Hello again from the Observatory on St Martin’s. It’s been a little longer than usual since my last update on the night sky. The reason for that is the arrival of our baby, whom we’ve called Teddy, a month early! He was born just before the New Moon in September, so the astronomer in me would like to think he knew it was the right time to get out there and stargaze. In any case, in honour of Teddy, I thought I’d talk about the other little bear in my life, the one in the sky: Ursa Minor.
We will be more familiar with Ursa Major, the great bear, and especially the main pattern within it that’s nicknamed the Plough. Or the big dipper in the USr , or – my preferred – the saucepan, in France. Visible all year, Ursa Major is one of the Northern Hemisphere’s great waymarkers of the sky. It’s what’s called a ‘circumpolar constellation’, meaning it rotates round the northern celestial pole. In practicality, that means its place in the sky changes throughout the year – it won’t always look the same way up! It’s a really good one to make yourself familiar with – find one familiar constellation and you will soon begin to learn many more.

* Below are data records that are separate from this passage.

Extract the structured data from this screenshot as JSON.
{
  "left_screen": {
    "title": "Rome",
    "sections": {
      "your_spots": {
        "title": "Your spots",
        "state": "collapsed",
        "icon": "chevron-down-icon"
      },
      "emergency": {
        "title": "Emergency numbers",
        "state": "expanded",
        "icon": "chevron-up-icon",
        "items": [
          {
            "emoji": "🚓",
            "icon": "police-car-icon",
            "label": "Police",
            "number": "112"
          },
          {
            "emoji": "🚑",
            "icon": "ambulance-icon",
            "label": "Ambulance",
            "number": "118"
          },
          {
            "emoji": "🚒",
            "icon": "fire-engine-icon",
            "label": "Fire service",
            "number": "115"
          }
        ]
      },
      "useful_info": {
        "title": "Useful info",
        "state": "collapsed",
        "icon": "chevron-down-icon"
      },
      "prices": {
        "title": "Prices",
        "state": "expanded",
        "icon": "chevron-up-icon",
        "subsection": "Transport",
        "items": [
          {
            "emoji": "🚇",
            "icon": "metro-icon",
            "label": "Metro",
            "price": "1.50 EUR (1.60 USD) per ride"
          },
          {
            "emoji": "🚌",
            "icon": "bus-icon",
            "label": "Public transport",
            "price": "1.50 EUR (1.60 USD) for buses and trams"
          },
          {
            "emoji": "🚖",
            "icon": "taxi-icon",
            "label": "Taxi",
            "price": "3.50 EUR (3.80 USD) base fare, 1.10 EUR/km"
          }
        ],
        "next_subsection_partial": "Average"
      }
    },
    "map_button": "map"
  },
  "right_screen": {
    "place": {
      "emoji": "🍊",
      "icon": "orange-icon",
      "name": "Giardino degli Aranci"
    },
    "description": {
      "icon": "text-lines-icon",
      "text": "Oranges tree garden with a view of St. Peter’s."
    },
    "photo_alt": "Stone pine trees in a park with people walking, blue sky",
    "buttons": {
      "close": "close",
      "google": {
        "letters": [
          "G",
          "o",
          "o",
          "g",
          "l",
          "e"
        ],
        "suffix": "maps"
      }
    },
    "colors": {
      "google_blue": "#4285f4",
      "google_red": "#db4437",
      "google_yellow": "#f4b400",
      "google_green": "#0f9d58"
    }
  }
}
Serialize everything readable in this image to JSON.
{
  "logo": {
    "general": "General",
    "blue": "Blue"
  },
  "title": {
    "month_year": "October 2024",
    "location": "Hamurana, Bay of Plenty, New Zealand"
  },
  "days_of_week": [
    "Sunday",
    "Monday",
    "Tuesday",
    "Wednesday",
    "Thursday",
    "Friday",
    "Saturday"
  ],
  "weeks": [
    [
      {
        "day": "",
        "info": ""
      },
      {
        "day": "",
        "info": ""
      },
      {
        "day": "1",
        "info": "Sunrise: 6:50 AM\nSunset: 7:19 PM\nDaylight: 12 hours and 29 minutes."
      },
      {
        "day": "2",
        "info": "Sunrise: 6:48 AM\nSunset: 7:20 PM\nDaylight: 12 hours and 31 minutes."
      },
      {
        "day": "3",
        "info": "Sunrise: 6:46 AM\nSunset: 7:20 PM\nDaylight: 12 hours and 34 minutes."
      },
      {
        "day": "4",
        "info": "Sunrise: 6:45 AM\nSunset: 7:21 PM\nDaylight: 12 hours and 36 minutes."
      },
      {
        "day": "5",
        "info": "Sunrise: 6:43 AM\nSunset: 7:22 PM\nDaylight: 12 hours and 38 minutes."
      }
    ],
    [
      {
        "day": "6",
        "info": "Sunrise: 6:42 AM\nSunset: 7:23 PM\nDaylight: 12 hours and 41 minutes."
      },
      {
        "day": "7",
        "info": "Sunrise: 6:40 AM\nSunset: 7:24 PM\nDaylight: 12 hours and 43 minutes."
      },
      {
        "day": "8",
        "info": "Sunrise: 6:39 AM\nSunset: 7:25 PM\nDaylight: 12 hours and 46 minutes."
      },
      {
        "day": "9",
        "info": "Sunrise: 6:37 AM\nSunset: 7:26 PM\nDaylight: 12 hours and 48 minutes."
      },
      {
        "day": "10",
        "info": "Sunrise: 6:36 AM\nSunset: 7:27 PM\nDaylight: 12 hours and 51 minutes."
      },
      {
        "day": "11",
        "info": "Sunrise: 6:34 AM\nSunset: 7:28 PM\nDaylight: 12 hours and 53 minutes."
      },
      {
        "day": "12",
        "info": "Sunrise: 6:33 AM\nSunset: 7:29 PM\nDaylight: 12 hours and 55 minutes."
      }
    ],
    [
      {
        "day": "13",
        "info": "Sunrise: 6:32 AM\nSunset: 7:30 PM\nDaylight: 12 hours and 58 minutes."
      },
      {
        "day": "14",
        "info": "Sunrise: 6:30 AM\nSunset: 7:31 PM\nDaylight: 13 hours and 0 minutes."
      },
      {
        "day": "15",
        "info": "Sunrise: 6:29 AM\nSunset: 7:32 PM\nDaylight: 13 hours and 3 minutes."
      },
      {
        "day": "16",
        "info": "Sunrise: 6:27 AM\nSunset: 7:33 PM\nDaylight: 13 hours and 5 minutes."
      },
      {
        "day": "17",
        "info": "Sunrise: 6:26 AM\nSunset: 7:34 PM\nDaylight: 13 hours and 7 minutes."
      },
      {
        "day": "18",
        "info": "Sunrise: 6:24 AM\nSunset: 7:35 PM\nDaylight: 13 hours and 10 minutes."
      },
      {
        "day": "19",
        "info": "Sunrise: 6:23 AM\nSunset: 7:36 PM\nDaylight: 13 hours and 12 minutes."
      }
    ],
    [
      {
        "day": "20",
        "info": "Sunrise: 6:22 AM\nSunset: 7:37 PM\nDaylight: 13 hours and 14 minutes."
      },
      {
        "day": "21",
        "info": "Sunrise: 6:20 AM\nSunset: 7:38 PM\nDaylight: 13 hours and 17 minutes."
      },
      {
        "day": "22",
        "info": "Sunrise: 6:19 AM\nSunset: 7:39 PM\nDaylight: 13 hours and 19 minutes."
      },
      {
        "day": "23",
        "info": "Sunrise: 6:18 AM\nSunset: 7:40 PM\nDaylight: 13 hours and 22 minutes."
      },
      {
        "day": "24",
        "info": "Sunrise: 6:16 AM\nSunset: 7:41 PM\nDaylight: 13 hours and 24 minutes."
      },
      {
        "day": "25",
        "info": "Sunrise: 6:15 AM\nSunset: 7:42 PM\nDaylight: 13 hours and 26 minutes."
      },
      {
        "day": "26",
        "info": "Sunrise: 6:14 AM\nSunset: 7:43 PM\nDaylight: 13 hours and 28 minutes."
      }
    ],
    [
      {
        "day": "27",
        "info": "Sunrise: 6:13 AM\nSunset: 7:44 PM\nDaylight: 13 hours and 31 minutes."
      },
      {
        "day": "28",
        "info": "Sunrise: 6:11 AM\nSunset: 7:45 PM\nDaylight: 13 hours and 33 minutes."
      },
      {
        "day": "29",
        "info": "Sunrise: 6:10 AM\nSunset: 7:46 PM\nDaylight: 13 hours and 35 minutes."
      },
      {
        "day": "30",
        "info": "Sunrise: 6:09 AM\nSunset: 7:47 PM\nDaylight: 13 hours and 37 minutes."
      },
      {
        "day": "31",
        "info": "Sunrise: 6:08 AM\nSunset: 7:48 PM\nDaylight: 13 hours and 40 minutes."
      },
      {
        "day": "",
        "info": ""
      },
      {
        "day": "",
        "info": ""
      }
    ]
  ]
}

Located within a celestial stone’s throw of the Plough is Ursa Minor, the small bear, also known as the little dipper. Its alpha star, Polaris, gives Ursa Minor its importance, because it’s actually a fairly faint constellation in the grand scheme of things. Polaris is the North Star, or Pole Star, so known because it’s located within one degree of the celestial North Pole. This makes it a very good one for navigating by the stars.
Because it’s so well known, many expect the Pole Star to be brighter than it is. It’s actually only a magnitude 2 star (less bright than the three brightest stars in the Plough). Polaris is, we reckon, 680 light years from us and 6000 times as bright luminous as the Sun. (So actually, that makes it very bright indeed, we’re just quite far away!)
You can find Polaris by extending your gaze up past the 2 right hand side of the plough by 5 times the distance between those 2 stars. Polaris forms the tail of the little bear. The pattern of Ursa Minor looks like a slightly dim and distorted back-to-front version of the Plough.
The other notable star in the constellation is Kochab, at the other end of Ursa Minor to Polaris. Kochab’s got a nice orangey colour, which makes it a good contrast with more white-looking Polaris. Have a go with the naked eye and see if you can become as familiar locating the little bear as its big neighbour.
The Observatory on St Martin’s is now closed for the season – our Tuesday night and Friday afternoon open sessions will be back in April. That said, if you’re on the island and would like to drop in, do get in touch and if we’re around we’ll be happy to open up for you. Otherwise, we’re taking this Winter to get more familiar with the kit and hopefully to get lots more super dark sky images to share with you. Watch this space, as they say!